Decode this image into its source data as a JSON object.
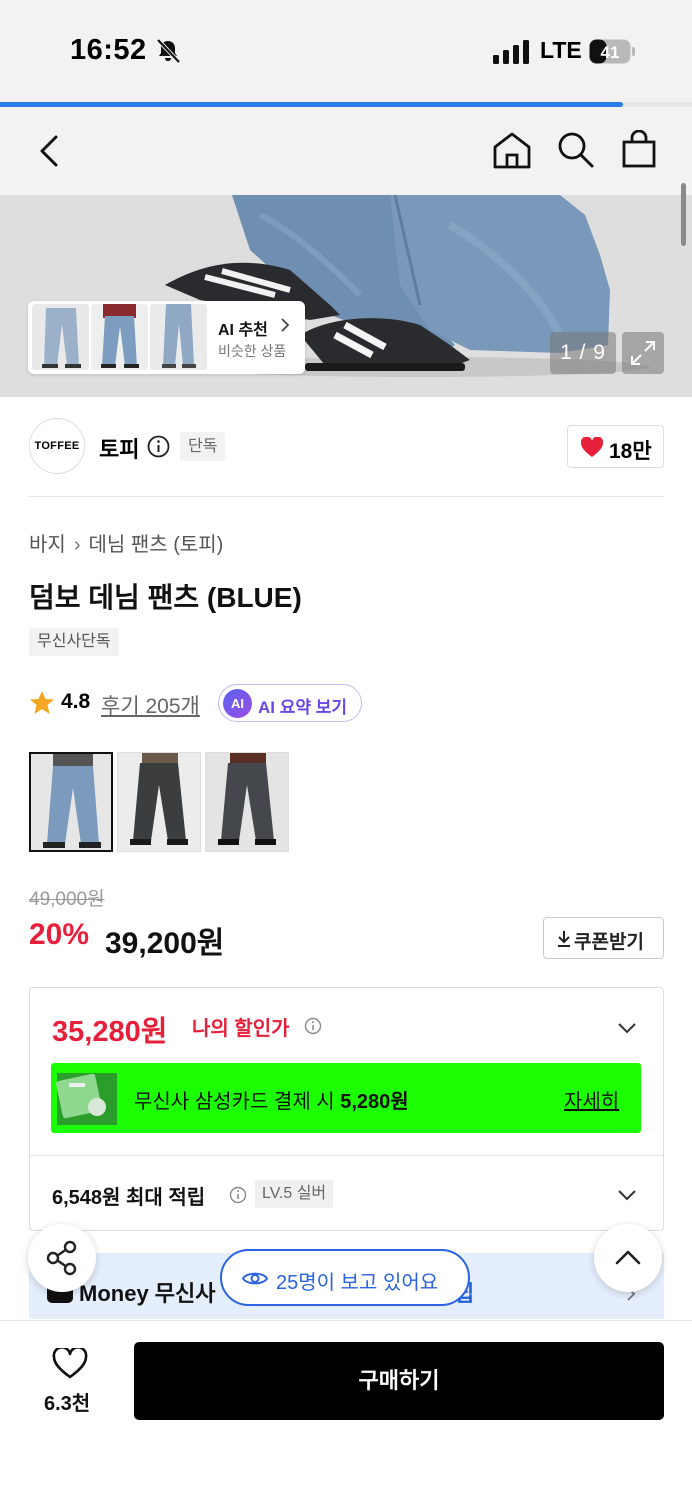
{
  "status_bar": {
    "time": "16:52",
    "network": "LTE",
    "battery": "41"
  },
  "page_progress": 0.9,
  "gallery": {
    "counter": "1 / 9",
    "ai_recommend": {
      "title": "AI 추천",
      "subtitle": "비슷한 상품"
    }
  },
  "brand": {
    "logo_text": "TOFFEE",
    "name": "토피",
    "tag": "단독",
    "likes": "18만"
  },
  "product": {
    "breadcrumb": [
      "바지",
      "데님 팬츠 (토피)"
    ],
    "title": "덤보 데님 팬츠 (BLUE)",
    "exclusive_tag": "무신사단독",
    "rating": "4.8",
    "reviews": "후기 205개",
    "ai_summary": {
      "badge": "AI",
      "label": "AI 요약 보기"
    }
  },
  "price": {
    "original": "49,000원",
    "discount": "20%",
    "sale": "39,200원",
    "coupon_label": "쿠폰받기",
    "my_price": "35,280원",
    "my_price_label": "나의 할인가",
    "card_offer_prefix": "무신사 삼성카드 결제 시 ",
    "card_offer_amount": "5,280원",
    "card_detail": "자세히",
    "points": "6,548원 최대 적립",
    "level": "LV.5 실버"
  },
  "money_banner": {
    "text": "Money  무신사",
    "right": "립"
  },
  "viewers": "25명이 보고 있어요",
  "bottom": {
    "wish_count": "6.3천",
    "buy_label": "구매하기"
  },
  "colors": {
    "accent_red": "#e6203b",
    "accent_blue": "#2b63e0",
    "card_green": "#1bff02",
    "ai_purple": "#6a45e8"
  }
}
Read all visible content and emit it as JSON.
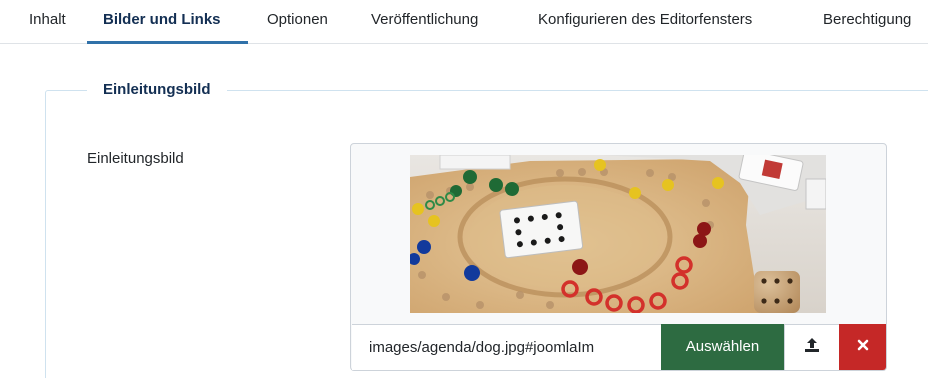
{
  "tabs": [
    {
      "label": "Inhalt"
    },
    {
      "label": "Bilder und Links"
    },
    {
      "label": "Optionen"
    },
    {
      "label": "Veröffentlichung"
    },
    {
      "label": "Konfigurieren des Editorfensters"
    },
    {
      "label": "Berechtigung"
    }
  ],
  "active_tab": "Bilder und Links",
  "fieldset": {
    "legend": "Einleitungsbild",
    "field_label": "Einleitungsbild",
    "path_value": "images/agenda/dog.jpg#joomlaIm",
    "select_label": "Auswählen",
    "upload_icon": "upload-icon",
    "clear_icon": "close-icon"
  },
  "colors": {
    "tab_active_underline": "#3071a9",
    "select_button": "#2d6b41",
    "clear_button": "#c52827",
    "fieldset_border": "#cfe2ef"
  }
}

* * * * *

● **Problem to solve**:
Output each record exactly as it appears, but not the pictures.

● **Exercise answer**:
Decode this image into its source data as a JSON object.
{
  "status_bar": {
    "time": "16:52",
    "network": "LTE",
    "battery": "41"
  },
  "page_progress": 0.9,
  "gallery": {
    "counter": "1 / 9",
    "ai_recommend": {
      "title": "AI 추천",
      "subtitle": "비슷한 상품"
    }
  },
  "brand": {
    "logo_text": "TOFFEE",
    "name": "토피",
    "tag": "단독",
    "likes": "18만"
  },
  "product": {
    "breadcrumb": [
      "바지",
      "데님 팬츠 (토피)"
    ],
    "title": "덤보 데님 팬츠 (BLUE)",
    "exclusive_tag": "무신사단독",
    "rating": "4.8",
    "reviews": "후기 205개",
    "ai_summary": {
      "badge": "AI",
      "label": "AI 요약 보기"
    }
  },
  "price": {
    "original": "49,000원",
    "discount": "20%",
    "sale": "39,200원",
    "coupon_label": "쿠폰받기",
    "my_price": "35,280원",
    "my_price_label": "나의 할인가",
    "card_offer_prefix": "무신사 삼성카드 결제 시 ",
    "card_offer_amount": "5,280원",
    "card_detail": "자세히",
    "points": "6,548원 최대 적립",
    "level": "LV.5 실버"
  },
  "money_banner": {
    "text": "Money  무신사",
    "right": "립"
  },
  "viewers": "25명이 보고 있어요",
  "bottom": {
    "wish_count": "6.3천",
    "buy_label": "구매하기"
  },
  "colors": {
    "accent_red": "#e6203b",
    "accent_blue": "#2b63e0",
    "card_green": "#1bff02",
    "ai_purple": "#6a45e8"
  }
}
Read all visible content and emit it as JSON.
{
  "tabs": [
    {
      "label": "Inhalt"
    },
    {
      "label": "Bilder und Links"
    },
    {
      "label": "Optionen"
    },
    {
      "label": "Veröffentlichung"
    },
    {
      "label": "Konfigurieren des Editorfensters"
    },
    {
      "label": "Berechtigung"
    }
  ],
  "active_tab": "Bilder und Links",
  "fieldset": {
    "legend": "Einleitungsbild",
    "field_label": "Einleitungsbild",
    "path_value": "images/agenda/dog.jpg#joomlaIm",
    "select_label": "Auswählen",
    "upload_icon": "upload-icon",
    "clear_icon": "close-icon"
  },
  "colors": {
    "tab_active_underline": "#3071a9",
    "select_button": "#2d6b41",
    "clear_button": "#c52827",
    "fieldset_border": "#cfe2ef"
  }
}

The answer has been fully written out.